“TEI will be a net positive for jobs,” he said.
Although tax opponents argue that the measure would stifle economic development, Hart said Nevada’s efforts at diversification lag because of the state’s underperforming education system.
“If we show we’re willing, as a community, to support a better education system, it will create a more attractive environment for business to locate here,” he said.
Opponents question whether education funding would increase if the tax were approved. Critics say although the money is required to go to the state education budget, but there is nothing to stop the Legislature from reducing existing sources of funding to that budget.
Hart also said that because businesses making less than $1 million in gross revenue wouldn’t pay the tax, only 13 percent of the state’s largest businesses would fall under the new levy.
But Griffin said higher costs for companies doing business in Nevada will mean higher costs to consumers. And a lot of those 13 percent of businesses that will pay the tax are small businesses, she said.
“Much of the tax will be passed on,” she said. “The cost of essentials will go up. It will hurt low- and fixed-income residents the worst.”
The organization’s sole focus is defeating the tax at the ballot box. But some opponents are interested in having a meaningful discussion about education funding in the 2015 legislative session should the measure fail, Griffin said.
State Sen. Michael Roberson, R-Las Vegas, said last week at a legislative meeting on public- education funding that many lawmakers believe the funding is inadequate and requires more revenue.
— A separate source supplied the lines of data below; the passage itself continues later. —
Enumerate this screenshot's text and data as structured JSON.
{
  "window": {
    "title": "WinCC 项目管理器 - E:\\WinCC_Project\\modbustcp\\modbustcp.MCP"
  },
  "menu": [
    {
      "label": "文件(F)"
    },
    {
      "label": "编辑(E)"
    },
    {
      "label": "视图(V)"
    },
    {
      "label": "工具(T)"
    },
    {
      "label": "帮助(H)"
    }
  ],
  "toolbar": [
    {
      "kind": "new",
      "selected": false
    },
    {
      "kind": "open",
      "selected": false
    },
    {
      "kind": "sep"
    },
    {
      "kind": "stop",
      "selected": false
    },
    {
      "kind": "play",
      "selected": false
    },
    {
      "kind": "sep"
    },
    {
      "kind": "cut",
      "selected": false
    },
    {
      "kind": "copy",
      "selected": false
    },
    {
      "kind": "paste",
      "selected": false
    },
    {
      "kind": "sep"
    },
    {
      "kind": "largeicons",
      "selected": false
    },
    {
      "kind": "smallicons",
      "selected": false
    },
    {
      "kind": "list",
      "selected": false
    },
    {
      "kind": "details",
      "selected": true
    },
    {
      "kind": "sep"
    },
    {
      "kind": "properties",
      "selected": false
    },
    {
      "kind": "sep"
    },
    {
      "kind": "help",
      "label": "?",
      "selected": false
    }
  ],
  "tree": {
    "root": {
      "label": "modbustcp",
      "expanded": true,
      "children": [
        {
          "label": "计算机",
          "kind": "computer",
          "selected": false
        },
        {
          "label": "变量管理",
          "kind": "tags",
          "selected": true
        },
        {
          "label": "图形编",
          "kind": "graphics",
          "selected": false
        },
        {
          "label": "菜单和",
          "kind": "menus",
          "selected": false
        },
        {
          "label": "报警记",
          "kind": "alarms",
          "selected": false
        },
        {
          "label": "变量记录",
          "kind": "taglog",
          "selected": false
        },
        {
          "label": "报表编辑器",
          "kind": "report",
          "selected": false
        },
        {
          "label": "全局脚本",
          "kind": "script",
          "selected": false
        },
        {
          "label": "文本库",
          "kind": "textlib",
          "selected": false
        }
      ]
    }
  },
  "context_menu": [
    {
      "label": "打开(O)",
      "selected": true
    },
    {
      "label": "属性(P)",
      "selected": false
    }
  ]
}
“We know increased education funding has to happen next session,” he said. “It will happen next session. I and many others (who) serve in the Legislature, of both parties, are committed to doing that.”
Contact Capital Bureau reporter Sean Whaley at firstname.lastname@example.org or 775-687-3900. Find him on Twitter: @seanw801.